Learning how to give targeted feedback to others was just as
beneficial as hearing it about their own work, the students said. The
process increased my awareness and discernment, said junior Emily
Fareed. We learn about form and structure in other classes, but I
listen to all music differently now and can hear whats happening
According to Adams, a class like this has the potential to resonate
with students who might not identify with the traditional, Western music
that is a staple of classical music programs at UD and elsewhere.
Mark Adams watches student Emily Fareed play the piano as others in the songwriting seminar also listen in.
Also, he said, Its about showing our MuEd students a different kind
of classroom experience, first in their role as students and later as
music teachers sharing what theyve learned with their own students.
This opened doors for me, not just the confidence to share my own
art, but techniques to use in exposing my future students to musical
collaboration and the creative process, Fareed said.
Adams came to UD in the fall of 2017. As word got around that he was a
singer/songwriter himself, students began coming to him with questions
and to chat about their own songwriting experiences.
He said he soon realized that there was a pocket of students at UD
who were already creating their own music, writing not for a class
assignment, but creating for their own personal reasons. Music majors learn technical music skills in aural skills, harmony,
sight-reading and pedagogy classes, but Adams sought to give students a
different kind of music-making experience focused on a sense of
community and understanding, more like a workshop setting than a
Despite the busy coursework music students already have, the
department embraced this experimental course as a way to expand
students experiences, and for good reason.
In 2014, the National Coalition for Core Arts Standards, an alliance
of national arts and arts education organizations, published the first
revision of national arts standards in 20 years for dance, media arts,
music, theatre and visual arts education. These standards include four
anchors of education: creativity, performing, responding and connecting.
Aimee Pearsall, instructor in music education at UD, explained
that the traditional musical education curriculum has always had a
strong emphasis on performing, connecting and responding, but in recent
years music educators have been working to include more creativity in
As the field of music education continues to progress, UDs music
education faculty seeks to provide experiences that our own students can
take into their future classrooms, she said. Songwriting is an
exemplar of music creativity. It fosters a high level of musical
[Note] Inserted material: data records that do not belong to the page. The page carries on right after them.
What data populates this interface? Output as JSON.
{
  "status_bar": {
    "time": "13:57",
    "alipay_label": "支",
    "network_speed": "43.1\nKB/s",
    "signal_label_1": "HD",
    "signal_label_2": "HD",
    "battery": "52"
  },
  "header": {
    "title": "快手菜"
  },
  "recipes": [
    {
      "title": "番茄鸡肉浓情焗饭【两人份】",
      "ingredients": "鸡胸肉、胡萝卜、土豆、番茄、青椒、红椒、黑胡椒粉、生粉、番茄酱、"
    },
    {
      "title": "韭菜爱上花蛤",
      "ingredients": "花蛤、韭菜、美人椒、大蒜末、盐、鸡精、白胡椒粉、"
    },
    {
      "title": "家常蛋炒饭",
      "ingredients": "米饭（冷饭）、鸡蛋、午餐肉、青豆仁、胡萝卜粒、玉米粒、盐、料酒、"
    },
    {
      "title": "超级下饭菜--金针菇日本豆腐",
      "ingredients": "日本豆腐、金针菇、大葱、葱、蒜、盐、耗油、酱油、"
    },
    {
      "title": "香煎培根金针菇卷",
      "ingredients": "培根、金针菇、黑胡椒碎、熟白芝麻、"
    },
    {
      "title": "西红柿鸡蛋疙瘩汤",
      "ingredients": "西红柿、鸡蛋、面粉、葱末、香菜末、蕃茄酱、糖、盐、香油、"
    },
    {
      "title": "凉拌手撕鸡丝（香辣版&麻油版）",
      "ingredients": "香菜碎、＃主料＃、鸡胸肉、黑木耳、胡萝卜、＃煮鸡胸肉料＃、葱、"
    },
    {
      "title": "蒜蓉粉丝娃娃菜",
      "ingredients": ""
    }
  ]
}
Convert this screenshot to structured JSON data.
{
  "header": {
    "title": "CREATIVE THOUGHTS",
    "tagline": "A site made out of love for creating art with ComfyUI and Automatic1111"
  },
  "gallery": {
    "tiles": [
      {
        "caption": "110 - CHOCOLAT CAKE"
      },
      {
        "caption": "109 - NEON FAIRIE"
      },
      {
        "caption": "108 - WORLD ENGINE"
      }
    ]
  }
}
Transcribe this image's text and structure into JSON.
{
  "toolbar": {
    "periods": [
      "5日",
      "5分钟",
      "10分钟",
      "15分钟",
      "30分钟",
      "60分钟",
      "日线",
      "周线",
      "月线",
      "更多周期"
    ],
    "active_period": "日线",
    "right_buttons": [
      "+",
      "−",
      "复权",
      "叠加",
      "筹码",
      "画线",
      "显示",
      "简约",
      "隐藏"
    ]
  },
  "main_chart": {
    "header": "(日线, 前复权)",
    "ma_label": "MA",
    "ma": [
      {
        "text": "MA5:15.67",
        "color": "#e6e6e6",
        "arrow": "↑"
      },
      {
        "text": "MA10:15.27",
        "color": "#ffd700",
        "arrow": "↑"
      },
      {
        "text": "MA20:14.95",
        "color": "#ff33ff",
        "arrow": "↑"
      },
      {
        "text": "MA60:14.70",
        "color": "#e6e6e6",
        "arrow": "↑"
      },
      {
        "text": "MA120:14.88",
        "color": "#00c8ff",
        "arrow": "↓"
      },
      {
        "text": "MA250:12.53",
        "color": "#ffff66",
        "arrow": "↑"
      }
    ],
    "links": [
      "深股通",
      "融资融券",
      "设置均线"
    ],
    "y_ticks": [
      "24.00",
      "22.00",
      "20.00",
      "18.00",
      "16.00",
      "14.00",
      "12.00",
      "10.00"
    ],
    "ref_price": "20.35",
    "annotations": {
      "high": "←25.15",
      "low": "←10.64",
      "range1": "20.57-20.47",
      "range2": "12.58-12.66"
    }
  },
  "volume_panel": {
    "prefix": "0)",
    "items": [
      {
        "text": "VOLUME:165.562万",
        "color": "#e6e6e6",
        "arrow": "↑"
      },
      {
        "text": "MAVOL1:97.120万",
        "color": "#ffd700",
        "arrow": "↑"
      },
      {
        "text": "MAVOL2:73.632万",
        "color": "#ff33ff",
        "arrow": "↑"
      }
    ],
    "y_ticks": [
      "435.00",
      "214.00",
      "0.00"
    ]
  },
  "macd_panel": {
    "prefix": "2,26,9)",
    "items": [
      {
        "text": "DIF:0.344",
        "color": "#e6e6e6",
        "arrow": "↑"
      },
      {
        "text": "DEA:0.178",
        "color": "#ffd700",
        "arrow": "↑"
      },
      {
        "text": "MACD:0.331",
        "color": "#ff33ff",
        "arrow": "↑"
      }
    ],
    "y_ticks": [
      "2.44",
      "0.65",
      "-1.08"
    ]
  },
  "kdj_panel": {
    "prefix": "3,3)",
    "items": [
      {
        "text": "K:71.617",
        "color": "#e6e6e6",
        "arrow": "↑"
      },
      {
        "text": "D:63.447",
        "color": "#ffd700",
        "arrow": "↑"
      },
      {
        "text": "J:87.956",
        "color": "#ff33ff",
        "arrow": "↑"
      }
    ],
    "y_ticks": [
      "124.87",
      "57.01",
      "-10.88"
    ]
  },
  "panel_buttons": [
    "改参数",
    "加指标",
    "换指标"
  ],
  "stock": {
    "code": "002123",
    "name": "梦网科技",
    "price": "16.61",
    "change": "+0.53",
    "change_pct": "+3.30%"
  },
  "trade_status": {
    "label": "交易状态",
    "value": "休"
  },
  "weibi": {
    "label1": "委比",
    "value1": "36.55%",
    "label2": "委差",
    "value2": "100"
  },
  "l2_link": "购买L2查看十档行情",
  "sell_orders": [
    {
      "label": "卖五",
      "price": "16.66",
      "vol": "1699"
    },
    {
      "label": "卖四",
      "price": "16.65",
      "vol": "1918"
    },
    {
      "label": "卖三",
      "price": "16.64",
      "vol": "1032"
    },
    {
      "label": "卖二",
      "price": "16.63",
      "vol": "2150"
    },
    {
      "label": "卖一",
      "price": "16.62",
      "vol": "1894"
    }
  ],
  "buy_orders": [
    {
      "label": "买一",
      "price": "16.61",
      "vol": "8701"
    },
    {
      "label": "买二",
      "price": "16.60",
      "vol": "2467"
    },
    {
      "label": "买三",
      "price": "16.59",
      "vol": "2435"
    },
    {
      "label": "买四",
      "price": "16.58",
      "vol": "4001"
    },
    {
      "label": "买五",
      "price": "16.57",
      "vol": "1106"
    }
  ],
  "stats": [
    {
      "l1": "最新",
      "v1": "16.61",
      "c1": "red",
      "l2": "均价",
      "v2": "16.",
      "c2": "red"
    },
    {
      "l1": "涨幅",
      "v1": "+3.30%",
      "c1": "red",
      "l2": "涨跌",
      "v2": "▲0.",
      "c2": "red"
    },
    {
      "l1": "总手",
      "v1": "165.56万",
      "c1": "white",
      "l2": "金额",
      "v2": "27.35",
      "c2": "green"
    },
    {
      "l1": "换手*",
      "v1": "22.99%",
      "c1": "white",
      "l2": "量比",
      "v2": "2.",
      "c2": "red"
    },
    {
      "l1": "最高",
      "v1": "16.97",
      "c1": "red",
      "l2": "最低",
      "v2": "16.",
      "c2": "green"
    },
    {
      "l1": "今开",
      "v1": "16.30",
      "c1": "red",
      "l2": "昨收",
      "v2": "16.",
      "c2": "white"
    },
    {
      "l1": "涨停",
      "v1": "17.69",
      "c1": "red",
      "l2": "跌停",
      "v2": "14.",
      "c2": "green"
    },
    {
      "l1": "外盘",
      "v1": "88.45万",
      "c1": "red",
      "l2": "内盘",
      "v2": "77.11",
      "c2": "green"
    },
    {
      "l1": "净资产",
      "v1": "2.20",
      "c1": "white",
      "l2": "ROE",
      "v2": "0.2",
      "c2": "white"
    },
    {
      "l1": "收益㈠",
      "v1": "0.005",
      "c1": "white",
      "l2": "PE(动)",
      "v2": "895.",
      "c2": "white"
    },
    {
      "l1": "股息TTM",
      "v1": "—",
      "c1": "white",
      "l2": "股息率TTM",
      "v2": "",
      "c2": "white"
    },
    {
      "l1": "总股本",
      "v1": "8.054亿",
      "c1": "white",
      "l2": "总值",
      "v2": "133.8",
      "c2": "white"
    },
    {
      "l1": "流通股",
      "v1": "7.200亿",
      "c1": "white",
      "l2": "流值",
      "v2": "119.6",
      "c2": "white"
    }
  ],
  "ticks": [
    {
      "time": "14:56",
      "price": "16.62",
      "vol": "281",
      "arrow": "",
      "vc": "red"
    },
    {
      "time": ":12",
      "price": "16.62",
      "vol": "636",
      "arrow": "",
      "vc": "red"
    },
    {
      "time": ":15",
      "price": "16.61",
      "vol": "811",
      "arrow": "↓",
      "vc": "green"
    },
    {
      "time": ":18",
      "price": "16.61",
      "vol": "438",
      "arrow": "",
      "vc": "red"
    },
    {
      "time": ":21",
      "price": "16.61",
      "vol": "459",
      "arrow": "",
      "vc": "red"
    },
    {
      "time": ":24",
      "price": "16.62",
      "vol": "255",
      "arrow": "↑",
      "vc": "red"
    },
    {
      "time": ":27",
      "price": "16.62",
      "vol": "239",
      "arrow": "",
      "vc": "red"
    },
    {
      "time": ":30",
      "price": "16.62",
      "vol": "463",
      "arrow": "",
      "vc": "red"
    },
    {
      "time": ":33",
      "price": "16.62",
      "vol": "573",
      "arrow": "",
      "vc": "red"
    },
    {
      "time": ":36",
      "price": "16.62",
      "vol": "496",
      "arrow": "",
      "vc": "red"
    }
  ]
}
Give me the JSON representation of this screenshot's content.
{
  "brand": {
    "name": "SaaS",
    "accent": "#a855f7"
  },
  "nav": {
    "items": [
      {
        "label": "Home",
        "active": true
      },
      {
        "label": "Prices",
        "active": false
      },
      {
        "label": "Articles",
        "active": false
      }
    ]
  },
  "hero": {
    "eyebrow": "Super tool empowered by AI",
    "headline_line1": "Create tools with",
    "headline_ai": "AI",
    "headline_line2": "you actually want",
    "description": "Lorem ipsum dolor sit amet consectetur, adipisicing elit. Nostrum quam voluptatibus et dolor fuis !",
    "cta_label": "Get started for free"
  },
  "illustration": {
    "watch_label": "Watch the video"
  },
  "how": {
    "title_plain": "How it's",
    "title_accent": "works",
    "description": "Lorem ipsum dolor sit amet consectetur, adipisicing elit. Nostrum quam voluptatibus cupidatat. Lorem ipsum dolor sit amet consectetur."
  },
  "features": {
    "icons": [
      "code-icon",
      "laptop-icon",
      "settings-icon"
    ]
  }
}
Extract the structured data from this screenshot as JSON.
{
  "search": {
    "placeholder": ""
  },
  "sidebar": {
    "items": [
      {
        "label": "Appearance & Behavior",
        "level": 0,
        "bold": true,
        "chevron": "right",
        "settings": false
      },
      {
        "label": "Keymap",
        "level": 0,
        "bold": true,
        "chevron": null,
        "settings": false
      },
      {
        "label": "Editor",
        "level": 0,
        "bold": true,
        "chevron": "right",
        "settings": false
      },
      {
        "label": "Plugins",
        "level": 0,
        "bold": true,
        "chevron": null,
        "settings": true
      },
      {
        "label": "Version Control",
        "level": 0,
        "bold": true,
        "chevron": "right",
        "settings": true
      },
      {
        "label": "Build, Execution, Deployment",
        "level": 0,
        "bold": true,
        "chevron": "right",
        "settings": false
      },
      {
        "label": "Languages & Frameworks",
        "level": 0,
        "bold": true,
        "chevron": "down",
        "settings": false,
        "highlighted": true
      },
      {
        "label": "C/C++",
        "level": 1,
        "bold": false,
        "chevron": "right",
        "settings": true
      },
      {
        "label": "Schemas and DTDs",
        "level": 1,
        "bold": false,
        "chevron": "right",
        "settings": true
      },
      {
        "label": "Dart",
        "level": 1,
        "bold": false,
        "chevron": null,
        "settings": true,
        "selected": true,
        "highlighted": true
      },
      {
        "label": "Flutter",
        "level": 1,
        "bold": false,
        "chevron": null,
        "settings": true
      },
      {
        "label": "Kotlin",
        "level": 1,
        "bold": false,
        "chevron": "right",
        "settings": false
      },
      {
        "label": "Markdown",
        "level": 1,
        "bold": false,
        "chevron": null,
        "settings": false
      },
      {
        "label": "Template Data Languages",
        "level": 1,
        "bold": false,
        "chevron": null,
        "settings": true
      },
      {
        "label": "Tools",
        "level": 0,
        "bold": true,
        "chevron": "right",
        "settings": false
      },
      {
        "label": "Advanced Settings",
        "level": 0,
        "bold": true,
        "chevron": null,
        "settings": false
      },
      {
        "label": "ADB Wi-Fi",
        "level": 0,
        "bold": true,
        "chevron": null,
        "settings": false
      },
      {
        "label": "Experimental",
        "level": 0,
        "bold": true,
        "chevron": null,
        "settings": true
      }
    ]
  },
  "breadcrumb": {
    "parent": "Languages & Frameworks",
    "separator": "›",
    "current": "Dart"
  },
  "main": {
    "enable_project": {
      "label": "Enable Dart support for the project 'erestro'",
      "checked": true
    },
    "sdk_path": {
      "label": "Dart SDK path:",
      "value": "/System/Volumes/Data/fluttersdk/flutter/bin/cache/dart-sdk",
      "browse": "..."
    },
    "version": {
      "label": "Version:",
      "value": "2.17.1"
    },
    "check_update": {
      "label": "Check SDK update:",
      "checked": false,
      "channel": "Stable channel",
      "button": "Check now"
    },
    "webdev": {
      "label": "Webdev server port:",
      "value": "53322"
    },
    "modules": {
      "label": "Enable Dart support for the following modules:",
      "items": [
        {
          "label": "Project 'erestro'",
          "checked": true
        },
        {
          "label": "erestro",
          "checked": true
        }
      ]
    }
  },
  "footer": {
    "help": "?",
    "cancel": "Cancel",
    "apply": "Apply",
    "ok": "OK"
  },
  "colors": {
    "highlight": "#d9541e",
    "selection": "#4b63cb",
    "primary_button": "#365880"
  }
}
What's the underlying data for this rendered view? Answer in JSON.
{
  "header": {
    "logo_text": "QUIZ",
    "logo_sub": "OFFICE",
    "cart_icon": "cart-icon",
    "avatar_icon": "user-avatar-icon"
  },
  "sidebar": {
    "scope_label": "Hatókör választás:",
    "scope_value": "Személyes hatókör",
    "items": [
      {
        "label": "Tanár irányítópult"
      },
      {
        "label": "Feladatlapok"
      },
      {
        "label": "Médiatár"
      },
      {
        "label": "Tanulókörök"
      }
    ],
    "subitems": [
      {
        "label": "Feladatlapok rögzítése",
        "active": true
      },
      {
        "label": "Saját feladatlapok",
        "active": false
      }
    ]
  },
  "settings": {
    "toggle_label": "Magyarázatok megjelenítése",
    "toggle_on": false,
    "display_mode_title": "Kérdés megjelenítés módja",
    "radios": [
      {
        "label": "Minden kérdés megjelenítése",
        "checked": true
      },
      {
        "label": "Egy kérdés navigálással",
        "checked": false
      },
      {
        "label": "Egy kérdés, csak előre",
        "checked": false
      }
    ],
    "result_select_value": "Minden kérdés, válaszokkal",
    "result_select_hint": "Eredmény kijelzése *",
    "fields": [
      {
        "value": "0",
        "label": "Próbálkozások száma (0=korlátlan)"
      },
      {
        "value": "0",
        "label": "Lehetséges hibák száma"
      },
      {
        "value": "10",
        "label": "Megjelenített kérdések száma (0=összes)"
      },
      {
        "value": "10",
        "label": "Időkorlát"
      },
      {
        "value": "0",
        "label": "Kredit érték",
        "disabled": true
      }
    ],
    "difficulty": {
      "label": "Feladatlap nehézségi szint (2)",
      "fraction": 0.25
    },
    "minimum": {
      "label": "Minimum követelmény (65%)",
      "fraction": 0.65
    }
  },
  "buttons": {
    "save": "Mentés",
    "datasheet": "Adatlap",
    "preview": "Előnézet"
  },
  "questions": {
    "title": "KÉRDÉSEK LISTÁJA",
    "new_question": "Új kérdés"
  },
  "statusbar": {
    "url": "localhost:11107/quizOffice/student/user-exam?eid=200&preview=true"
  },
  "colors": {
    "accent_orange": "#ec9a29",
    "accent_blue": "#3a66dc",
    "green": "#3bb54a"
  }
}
engagement and facilitates the highest level of musical thinking.
Music educators want to infuse more creative opportunities into our
schools, so we need to provide our music education majors with these
creative learning opportunities.
The National Association for Music Education also recognizes
songwriting as a valuable addition to the curriculum. The organization
has asked Adams to present a series of talks at its 2019 national
conference in November, focusing on the classroom community created
through songwriting as well as methods of songwriting and even lesson
planning for a songwriting class.
Through the course, Adams said he watched the students grow from
being nervous at this new experience to being empowered in their own
musicianship and telling their own stories. Because this music felt more
personal to each student, it didnt feel like work.
Having a creative, emotive outlet actually helps fuel the workload students have in their other classes, Adams said.
Adams final assignment took the students outside the safe space of
their songwriting community by asking them to record and post EPs of the
work they created. Several class members have shared their work here:
Article by Megan Everhart; photos by Kathy F. Atkinson
Published Oct. 21, 2019